cryptocurrency, bitcoin, ethereum, crypto
On September 18, the Office of the New York State Attorney General (the "Office") released a report following a crypto exchange initiative it began several months prior. The Office has been liaising with crypto exchanges to learn more about the current state of digital asset platforms.
The most notable takeaway is the three areas of concern that the report discusses:
Conflicts of Interest
The report outlined many worrisome conflicts of interest. Exchanges often have several lines of business (e.g. acting as an exchange and a broker-dealer) that pose conflicts of interest, which would be prohibited or monitored if they were traditional exchanges. Additionally, employees of these exchanges may have access to non-public information.
One concerning conflict that the report discusses is that exchanges often trade in their own proprietary accounts (i.e. an exchange buys/sells crypto that it holds in its own account). This should be worrisome for investors because it means exchanges may be artificially affecting crypto liquidity and prices.
Exchanges do not have consistent safeguards in place (e.g. effective trade monitoring), and there currently is no way to monitor suspicious trades across exchanges. Few exchanges restrict or monitor the use of bots. The Office noted that these risks leave exchanges vulnerable to abuse like price manipulation, and only a few crypto exchanges have taken meaningful measures to mitigate these kinds of risks.
Customer Protections Are Limited
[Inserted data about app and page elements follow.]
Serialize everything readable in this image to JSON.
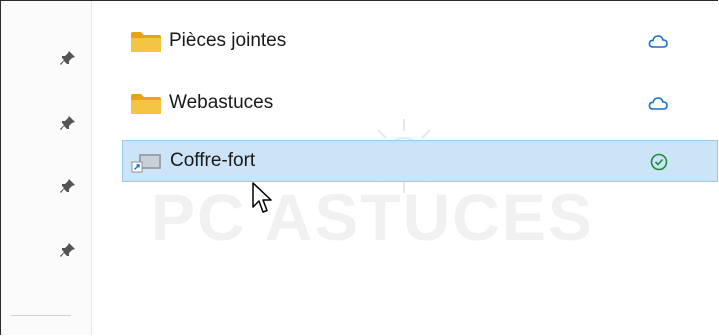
{
  "nav_pane": {
    "pins": [
      "pin-icon",
      "pin-icon",
      "pin-icon",
      "pin-icon"
    ]
  },
  "files": [
    {
      "name": "Pièces jointes",
      "icon": "folder-icon",
      "status": "cloud-icon",
      "selected": false
    },
    {
      "name": "Webastuces",
      "icon": "folder-icon",
      "status": "cloud-icon",
      "selected": false
    },
    {
      "name": "Coffre-fort",
      "icon": "shortcut-icon",
      "status": "synced-check-icon",
      "selected": true
    }
  ],
  "watermark": {
    "text": "PC ASTUCES"
  },
  "colors": {
    "folder_yellow": "#f4c542",
    "selection_bg": "#cce4f7",
    "selection_border": "#99c9ef",
    "cloud_blue": "#1a6fc9",
    "check_green": "#1f8a3b"
  }
}
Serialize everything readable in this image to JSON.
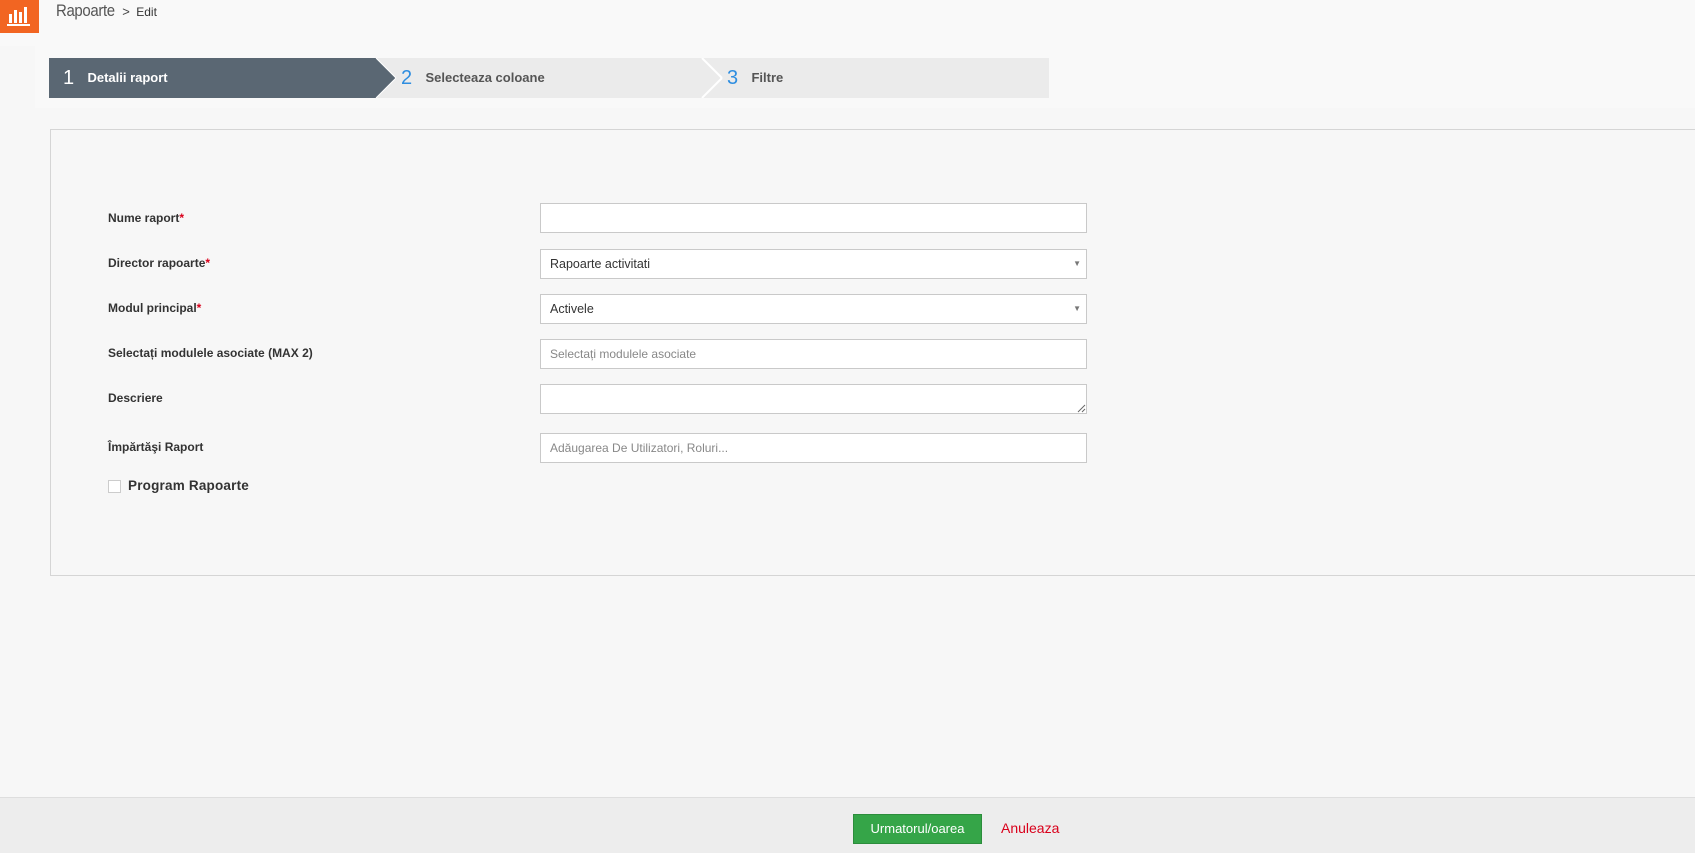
{
  "colors": {
    "brand_orange": "#f26522",
    "active_step": "#5a6773",
    "inactive_step": "#ebebeb",
    "step_number_blue": "#2f8ee0",
    "required_red": "#d9001b",
    "primary_green": "#35a548"
  },
  "header": {
    "app_icon": "bar-chart-icon",
    "breadcrumb_module": "Rapoarte",
    "breadcrumb_separator": ">",
    "breadcrumb_current": "Edit"
  },
  "steps": [
    {
      "number": "1",
      "label": "Detalii raport",
      "active": true
    },
    {
      "number": "2",
      "label": "Selecteaza coloane",
      "active": false
    },
    {
      "number": "3",
      "label": "Filtre",
      "active": false
    }
  ],
  "form": {
    "required_marker": "*",
    "report_name": {
      "label": "Nume raport",
      "value": "",
      "required": true
    },
    "report_folder": {
      "label": "Director rapoarte",
      "value": "Rapoarte activitati",
      "required": true
    },
    "primary_module": {
      "label": "Modul principal",
      "value": "Activele",
      "required": true
    },
    "related_modules": {
      "label": "Selectați modulele asociate (MAX 2)",
      "placeholder": "Selectați modulele asociate"
    },
    "description": {
      "label": "Descriere",
      "value": ""
    },
    "share_report": {
      "label": "Împărtăşi Raport",
      "placeholder": "Adăugarea De Utilizatori, Roluri..."
    },
    "schedule": {
      "label": "Program Rapoarte",
      "checked": false
    }
  },
  "footer": {
    "next_label": "Urmatorul/oarea",
    "cancel_label": "Anuleaza"
  }
}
Exchanges don't currently have consistent auditing standards for the crypto they have custody over, and a few noted that they don't have an independent audit done at all. This makes it difficult to gauge whether crypto exchanges adequately protect the crypto they hold, especially in light of the significant risks exchanges face (e.g. possible hacks). The Office also questioned the adequacy of any insurance an exchange may have (or lack completely).
The concerns mentioned may stem from the lack of standards in the industry, not necessarily from insufficiency; it's hard to evaluate something with no guiding principles. The NY report doesn't raise particularly novel issues, but it does show that crypto exchanges have their work cut out for them.
Reginald Young is a licensed attorney in San Francisco, California, where he works with private investment funds and startups in the crypto industry. You can connect with him here.